The CDC's Chronic Kidney Disease (CKD) Surveillance System is the first government-supported resource which aims to centralize data that will be used to gauge the full scope of kidney disease, its risk factors, its health consequences and the healthcare system's capacity for managing CKD at the state and national level.
"Until now, there has been no surveillance system for Chronic Kidney Disease to take snapshots of the health outcomes of the American population," said Joseph Vassalotti, MD, National Kidney Foundation Chief Medical Officer. "This is a step forward to increase awareness of chronic kidney disease as a major public health problem among clinicians, clinical researchers, public health officials and policy makers."
In addition to CDC experts, the project is supported by research teams led by Dr. Neil Powe of the University of California, San Francisco (UCSF) and Dr. Rajiv Saran of the University of Michigan, Ann Arbor.
"We're trying to document how CKD is changing over time in the United States," said Annie Rein-Weston, the project's UCSF-based research analyst. "We're tracking multiple aspects of CKD from disparate data sources over time to gauge which aspects of CKD are improving and which aspects could use more attention. Hopefully this will help focus policy changes."
Over time, the surveillance system will provide the means for evaluating, monitoring and implementing health policy and healthcare delivery system efforts by both federal and nonfederal organizations.
While excitement has been building around the surveillance system since its unveiling late in 2012, this will be the first time that the CDC provides hands-on training to doctors, researchers, NKF partners and conference participants on how to utilize the system to its full capacity.
Highlights of the system include:
Customizable graphics and maps of CKD surveillance data that can be used in publications, grant applications, reports and articles
An interactive application to view US trends by age, sex or race
Access to fast facts and US data tables
Data for monitoring health trends in health consequences and more
"The development of this system is an ongoing process that will grow as new topics, needs and trends are identified," said Rein-Weston. "Eventually, the hope is for the surveillance system to present more granular data on the local level."

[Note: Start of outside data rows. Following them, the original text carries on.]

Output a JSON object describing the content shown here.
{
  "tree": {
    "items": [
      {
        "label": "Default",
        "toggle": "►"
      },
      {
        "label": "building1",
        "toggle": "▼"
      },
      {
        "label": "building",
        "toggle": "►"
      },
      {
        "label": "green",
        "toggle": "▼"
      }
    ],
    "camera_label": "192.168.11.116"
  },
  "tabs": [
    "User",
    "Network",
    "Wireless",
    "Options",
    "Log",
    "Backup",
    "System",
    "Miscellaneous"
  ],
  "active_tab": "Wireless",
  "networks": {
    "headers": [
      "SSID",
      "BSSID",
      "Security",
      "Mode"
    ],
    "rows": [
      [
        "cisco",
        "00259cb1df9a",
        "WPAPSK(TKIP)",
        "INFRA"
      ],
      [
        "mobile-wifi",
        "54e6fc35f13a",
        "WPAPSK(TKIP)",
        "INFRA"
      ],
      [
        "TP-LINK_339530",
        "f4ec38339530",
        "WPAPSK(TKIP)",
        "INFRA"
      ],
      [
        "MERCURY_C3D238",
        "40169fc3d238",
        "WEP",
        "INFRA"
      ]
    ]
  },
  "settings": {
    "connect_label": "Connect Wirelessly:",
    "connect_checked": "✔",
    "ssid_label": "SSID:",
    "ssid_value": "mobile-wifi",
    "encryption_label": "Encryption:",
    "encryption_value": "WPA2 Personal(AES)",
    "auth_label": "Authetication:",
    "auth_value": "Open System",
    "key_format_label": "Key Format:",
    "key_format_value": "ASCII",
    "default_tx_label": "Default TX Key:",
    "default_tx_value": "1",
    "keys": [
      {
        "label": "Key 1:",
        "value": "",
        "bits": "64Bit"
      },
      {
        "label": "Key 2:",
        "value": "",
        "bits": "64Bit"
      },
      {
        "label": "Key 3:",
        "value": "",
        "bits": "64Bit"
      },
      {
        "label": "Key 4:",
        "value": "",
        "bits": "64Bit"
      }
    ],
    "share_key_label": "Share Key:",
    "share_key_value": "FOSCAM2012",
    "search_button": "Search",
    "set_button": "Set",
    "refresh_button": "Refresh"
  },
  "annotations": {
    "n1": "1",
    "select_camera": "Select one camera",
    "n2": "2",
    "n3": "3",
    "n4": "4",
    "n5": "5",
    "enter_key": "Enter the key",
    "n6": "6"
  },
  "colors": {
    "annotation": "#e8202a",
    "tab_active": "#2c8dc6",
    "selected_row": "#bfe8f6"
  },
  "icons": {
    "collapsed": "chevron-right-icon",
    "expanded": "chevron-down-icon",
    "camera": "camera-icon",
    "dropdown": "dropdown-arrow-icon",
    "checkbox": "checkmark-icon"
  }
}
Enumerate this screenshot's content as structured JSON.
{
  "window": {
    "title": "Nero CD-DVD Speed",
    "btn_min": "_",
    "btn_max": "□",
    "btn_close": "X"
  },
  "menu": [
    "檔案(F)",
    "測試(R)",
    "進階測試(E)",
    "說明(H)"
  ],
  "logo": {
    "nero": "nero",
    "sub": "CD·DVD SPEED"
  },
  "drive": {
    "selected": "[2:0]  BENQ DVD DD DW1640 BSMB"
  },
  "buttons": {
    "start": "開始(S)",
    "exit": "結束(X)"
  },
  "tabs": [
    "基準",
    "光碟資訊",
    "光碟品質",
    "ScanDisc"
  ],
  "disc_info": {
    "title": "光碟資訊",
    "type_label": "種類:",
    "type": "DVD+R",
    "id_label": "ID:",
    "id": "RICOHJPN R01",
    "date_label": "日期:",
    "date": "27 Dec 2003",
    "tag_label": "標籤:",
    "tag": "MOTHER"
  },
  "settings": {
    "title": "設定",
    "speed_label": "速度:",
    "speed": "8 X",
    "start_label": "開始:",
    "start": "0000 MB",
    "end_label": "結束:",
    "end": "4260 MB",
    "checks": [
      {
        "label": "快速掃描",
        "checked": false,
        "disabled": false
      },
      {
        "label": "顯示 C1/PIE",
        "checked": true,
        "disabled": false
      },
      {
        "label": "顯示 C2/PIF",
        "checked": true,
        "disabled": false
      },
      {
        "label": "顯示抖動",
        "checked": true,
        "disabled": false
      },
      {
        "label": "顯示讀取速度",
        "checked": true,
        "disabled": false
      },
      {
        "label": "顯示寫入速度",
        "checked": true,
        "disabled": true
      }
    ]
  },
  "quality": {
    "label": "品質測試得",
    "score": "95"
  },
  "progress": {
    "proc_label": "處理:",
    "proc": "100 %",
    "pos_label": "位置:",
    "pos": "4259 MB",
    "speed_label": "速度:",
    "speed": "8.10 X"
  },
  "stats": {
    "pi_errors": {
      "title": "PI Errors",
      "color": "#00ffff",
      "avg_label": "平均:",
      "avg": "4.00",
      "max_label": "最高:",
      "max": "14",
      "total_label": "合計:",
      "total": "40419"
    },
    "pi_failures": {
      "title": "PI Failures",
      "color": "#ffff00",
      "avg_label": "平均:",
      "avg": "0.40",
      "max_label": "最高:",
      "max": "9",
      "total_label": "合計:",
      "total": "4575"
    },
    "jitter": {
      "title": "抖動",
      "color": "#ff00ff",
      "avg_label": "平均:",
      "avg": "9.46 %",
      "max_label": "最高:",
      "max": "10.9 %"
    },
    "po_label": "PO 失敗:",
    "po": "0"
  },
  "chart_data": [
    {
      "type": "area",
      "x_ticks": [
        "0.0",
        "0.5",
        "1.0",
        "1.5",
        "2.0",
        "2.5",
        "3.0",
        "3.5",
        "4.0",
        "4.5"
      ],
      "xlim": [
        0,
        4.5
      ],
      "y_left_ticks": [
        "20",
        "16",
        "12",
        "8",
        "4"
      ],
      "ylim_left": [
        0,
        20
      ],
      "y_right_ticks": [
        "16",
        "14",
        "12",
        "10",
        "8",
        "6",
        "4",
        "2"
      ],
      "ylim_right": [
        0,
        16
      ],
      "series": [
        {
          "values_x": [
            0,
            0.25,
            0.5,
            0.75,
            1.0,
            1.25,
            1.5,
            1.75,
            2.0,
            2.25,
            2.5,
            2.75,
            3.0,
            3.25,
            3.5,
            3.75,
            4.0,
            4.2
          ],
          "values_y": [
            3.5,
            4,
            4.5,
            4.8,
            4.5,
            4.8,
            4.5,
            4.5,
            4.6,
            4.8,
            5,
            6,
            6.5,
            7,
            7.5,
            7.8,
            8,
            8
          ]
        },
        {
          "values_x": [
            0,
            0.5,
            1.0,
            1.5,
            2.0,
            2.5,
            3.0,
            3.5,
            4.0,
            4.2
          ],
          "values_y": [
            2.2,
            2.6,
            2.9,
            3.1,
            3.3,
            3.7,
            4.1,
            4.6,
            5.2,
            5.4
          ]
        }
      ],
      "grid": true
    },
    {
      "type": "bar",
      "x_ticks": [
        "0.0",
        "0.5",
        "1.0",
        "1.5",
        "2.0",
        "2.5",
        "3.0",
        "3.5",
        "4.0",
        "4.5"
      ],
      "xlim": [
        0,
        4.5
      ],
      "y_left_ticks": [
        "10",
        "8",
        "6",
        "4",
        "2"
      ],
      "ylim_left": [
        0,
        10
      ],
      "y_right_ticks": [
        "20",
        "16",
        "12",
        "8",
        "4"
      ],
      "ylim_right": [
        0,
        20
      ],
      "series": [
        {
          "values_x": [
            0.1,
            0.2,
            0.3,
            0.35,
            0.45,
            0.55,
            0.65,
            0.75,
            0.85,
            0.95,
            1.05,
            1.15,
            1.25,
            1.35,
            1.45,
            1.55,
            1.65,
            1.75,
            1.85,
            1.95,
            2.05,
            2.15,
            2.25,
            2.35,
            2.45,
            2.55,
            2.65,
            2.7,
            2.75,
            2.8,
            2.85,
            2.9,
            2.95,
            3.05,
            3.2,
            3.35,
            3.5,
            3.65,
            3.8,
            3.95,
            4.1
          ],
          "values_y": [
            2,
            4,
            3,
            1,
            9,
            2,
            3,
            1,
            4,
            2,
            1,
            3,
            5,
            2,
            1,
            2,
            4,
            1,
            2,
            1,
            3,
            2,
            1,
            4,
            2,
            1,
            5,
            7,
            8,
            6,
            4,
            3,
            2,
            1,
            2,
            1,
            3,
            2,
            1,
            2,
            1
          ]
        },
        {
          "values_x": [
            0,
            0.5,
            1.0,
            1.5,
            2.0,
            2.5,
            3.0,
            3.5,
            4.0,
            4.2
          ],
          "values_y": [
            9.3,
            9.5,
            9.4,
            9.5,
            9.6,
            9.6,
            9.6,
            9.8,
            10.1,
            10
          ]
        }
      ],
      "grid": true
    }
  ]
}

The National Kidney Foundation (NKF) is the leading organization in the U.S. dedicated to the awareness, prevention and treatment of kidney disease for hundreds of thousands of healthcare professionals, millions of patients and their families and tens of millions of Americans at risk. For more information, visit www.kidney.org